"Chunking" is what I prefer to call the design concept of putting similar elements together so they are viewed together and look like they go together.
The academic terminology would be: Unity through proximity. My first-year students tend to get confused with this academic terminology, so I use chunking—and they seem to understand that approach better.
We know humans like to make order out of chaos. As a designer and visual communicator you can help deliver information quickly and efficiently to your viewers by chunking your information into small bits. This allows the viewer to read little pieces of information at a time. Too much information can be overload—a bad thing.
Viewers usually like to read small bits of information that go together. Chunking allows designers to control which bits of information your viewer sees first, second, third, etc.
When chunking information try to create "logos" with your information. These "logos" can use similar:
- Design styles
- Borders & frames
- Illustrative styles
- Drop shadows
These help unify the elements of each chunk and make them go together.
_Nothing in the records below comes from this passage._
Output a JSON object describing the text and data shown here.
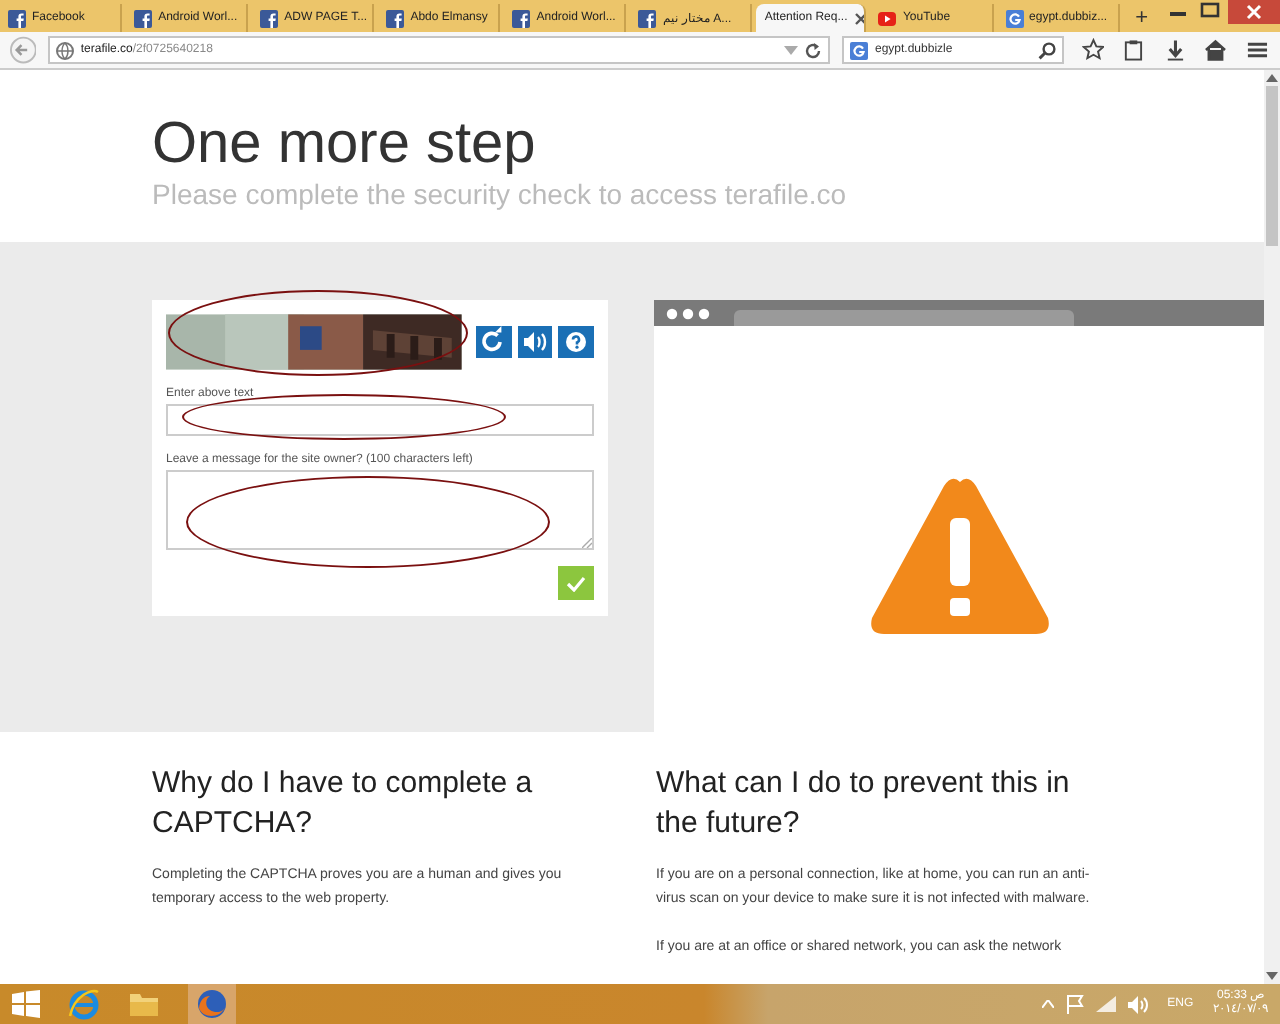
{
  "browser": {
    "tabs": [
      {
        "label": "Facebook",
        "kind": "facebook",
        "selected": false,
        "closable": false
      },
      {
        "label": "Android Worl...",
        "kind": "facebook",
        "selected": false,
        "closable": false
      },
      {
        "label": "ADW PAGE T...",
        "kind": "facebook",
        "selected": false,
        "closable": false
      },
      {
        "label": "Abdo Elmansy",
        "kind": "facebook",
        "selected": false,
        "closable": false
      },
      {
        "label": "Android Worl...",
        "kind": "facebook",
        "selected": false,
        "closable": false
      },
      {
        "label": "مختار نيم A...",
        "kind": "facebook",
        "selected": false,
        "closable": false
      },
      {
        "label": "Attention Req...",
        "kind": "plain",
        "selected": true,
        "closable": true
      },
      {
        "label": "YouTube",
        "kind": "youtube",
        "selected": false,
        "closable": false
      },
      {
        "label": "egypt.dubbiz...",
        "kind": "google",
        "selected": false,
        "closable": false
      }
    ],
    "new_tab": "+",
    "url": {
      "host": "terafile.co",
      "path": "/2f0725640218"
    },
    "search": {
      "value": "egypt.dubbizle"
    }
  },
  "page": {
    "title": "One more step",
    "subtitle": "Please complete the security check to access terafile.co",
    "form": {
      "answer_label": "Enter above text",
      "message_label": "Leave a message for the site owner? (100 characters left)"
    },
    "sections": [
      {
        "heading": "Why do I have to complete a CAPTCHA?",
        "paragraphs": [
          "Completing the CAPTCHA proves you are a human and gives you temporary access to the web property."
        ]
      },
      {
        "heading": "What can I do to prevent this in the future?",
        "paragraphs": [
          "If you are on a personal connection, like at home, you can run an anti-virus scan on your device to make sure it is not infected with malware.",
          "If you are at an office or shared network, you can ask the network"
        ]
      }
    ]
  },
  "taskbar": {
    "language": "ENG",
    "time": "05:33 ص",
    "date": "٢٠١٤/٠٧/٠٩"
  }
}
Examples of Chunking
Here are several examples that demonstrate good information chunking